Entries taken from a collection
_ _ _ _ _ _ _

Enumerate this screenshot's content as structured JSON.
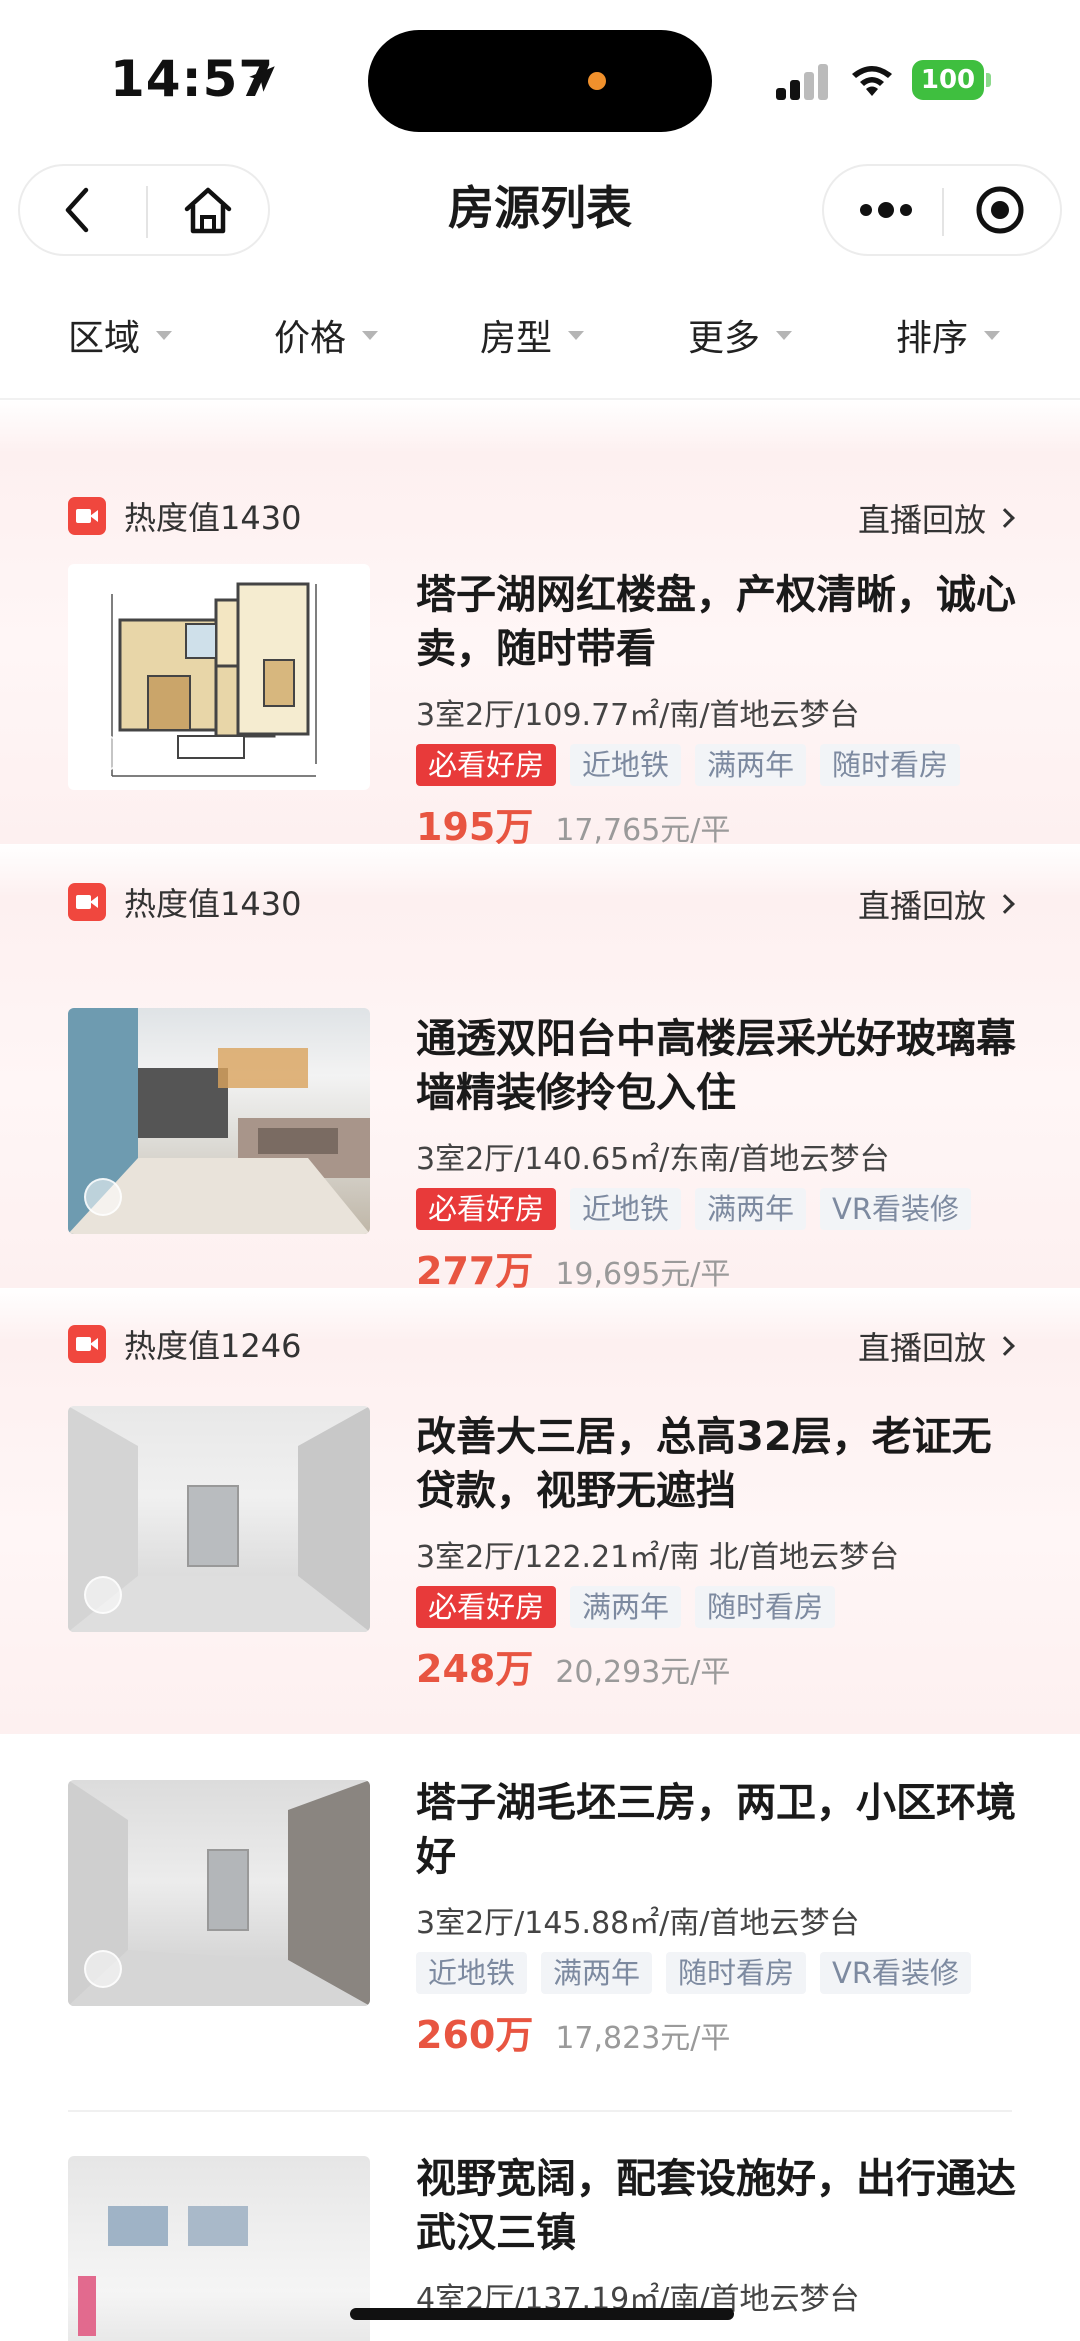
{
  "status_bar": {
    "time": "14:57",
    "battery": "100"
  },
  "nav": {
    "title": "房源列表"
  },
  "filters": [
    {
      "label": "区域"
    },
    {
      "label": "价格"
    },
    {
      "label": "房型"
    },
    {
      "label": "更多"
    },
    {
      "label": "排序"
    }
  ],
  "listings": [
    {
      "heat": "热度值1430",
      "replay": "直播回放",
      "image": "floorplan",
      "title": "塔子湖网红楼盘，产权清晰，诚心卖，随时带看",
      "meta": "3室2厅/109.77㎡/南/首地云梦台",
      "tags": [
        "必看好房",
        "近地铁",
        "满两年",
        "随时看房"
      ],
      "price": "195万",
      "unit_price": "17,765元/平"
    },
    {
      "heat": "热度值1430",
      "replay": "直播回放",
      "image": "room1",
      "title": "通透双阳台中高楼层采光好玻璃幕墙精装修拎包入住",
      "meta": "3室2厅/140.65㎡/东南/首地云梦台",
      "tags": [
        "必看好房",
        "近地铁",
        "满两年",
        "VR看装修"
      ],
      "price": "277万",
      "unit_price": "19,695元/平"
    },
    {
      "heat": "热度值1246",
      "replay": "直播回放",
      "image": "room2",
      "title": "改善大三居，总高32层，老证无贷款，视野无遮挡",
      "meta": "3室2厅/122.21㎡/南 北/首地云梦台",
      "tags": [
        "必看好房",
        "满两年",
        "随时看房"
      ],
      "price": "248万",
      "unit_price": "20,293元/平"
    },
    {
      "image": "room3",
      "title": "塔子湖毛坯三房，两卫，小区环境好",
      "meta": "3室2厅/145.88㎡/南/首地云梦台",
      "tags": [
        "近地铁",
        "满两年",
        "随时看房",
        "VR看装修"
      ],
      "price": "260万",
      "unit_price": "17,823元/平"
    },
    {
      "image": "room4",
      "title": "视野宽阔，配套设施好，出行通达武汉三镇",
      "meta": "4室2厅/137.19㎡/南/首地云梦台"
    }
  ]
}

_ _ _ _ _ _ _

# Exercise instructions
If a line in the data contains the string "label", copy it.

# Completed exercise
      "label": "区域"
      "label": "价格"
      "label": "房型"
      "label": "更多"
      "label": "排序"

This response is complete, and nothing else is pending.